Only the lines holding "icon" are wanted. Copy every one from the records below.

**THE RECORDS**
• • • • •
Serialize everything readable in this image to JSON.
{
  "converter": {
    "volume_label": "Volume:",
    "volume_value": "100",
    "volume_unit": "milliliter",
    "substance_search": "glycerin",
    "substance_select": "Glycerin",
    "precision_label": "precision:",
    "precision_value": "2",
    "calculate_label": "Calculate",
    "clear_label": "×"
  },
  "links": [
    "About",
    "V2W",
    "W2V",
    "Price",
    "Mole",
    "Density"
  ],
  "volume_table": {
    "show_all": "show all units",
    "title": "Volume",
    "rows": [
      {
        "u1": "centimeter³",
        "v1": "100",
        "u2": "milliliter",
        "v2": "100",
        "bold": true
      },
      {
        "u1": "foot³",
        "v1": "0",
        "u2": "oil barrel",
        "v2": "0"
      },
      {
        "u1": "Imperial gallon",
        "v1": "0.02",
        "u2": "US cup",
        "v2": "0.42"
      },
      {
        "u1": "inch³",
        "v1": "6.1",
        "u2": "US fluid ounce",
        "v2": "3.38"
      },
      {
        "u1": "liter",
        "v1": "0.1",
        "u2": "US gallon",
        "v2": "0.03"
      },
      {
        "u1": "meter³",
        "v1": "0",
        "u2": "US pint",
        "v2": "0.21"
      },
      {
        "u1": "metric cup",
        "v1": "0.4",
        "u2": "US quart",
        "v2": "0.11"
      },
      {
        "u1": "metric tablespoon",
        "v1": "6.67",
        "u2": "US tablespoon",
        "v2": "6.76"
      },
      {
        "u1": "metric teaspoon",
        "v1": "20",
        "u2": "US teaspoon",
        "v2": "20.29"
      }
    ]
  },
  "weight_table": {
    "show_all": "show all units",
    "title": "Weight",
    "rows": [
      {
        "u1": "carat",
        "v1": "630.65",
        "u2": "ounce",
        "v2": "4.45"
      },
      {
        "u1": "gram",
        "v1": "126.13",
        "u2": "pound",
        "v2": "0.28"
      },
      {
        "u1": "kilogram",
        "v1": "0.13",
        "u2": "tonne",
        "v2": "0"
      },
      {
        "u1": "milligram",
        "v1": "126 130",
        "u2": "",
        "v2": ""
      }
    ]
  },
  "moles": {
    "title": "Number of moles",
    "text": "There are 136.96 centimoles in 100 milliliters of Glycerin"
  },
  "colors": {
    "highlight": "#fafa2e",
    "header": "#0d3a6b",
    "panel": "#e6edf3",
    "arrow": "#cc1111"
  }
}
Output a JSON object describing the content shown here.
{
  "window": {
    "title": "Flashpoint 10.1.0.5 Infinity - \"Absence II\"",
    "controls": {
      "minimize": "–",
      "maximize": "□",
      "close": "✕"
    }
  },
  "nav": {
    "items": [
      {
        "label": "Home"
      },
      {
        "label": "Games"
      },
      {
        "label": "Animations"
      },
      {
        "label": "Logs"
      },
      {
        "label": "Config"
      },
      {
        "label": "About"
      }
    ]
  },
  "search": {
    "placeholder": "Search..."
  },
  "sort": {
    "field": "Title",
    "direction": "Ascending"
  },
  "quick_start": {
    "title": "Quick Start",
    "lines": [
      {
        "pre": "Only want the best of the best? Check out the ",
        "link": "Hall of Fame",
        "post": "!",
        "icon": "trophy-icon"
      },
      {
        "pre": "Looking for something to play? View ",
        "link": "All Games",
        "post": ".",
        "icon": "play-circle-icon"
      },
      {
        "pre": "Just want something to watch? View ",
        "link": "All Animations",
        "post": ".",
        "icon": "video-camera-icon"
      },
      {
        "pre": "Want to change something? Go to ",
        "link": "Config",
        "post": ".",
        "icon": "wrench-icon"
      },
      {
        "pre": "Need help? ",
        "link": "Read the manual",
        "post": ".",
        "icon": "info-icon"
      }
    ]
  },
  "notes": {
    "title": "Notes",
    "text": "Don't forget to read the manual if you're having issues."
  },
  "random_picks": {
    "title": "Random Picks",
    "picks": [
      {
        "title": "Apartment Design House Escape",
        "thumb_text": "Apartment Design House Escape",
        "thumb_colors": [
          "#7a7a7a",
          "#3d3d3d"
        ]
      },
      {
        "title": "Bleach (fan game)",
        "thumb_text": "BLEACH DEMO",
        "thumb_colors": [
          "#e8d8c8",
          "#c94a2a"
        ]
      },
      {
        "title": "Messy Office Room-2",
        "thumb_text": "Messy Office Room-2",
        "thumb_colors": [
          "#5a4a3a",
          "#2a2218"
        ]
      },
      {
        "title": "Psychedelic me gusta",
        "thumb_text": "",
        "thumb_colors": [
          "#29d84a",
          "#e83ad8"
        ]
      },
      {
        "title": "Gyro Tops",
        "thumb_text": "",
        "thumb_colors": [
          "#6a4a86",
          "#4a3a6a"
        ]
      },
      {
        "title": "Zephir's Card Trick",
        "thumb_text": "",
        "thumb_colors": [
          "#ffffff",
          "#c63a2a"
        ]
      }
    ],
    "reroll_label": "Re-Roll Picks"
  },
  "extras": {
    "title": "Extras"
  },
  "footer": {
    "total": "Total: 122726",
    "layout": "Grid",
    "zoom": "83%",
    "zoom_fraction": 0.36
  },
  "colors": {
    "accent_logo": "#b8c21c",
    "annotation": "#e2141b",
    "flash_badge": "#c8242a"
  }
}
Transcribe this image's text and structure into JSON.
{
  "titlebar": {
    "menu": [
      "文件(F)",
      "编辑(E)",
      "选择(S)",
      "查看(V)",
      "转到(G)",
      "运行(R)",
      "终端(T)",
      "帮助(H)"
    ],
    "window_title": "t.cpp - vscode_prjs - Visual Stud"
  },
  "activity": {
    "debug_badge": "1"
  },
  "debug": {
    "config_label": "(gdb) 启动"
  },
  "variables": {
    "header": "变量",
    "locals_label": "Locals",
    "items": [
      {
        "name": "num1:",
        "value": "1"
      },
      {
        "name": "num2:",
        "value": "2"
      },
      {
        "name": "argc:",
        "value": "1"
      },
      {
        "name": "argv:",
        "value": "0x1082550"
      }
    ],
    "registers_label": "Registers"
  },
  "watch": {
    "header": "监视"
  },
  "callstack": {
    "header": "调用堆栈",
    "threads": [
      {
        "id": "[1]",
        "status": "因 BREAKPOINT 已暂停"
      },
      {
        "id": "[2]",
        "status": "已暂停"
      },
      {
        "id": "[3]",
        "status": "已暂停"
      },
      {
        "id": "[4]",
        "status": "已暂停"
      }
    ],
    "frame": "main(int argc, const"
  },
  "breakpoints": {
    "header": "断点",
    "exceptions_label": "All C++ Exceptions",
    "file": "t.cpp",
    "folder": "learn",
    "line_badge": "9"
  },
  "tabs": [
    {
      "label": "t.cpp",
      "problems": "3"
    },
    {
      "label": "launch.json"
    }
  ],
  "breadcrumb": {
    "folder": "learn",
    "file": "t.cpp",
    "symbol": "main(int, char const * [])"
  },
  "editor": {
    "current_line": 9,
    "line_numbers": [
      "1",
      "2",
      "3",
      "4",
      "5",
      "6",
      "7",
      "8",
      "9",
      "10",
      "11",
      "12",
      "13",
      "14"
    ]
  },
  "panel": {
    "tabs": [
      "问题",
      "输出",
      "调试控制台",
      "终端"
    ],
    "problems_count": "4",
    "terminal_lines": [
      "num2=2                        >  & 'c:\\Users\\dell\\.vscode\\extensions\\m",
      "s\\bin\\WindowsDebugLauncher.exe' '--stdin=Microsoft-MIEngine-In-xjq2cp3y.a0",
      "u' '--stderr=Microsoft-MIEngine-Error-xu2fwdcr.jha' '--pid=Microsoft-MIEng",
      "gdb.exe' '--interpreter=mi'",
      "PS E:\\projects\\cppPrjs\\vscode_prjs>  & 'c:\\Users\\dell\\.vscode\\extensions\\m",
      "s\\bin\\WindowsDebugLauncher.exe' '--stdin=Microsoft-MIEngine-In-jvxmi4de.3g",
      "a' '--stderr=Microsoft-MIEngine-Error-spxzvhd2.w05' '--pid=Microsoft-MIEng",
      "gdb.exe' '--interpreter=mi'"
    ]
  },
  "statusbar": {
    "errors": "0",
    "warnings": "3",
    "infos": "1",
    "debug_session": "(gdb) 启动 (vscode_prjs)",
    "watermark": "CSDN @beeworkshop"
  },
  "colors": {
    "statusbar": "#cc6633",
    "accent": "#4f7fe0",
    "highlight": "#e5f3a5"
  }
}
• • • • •
**YOUR RESPONSE**
        "icon": "trophy-icon"
        "icon": "play-circle-icon"
        "icon": "video-camera-icon"
        "icon": "wrench-icon"
        "icon": "info-icon"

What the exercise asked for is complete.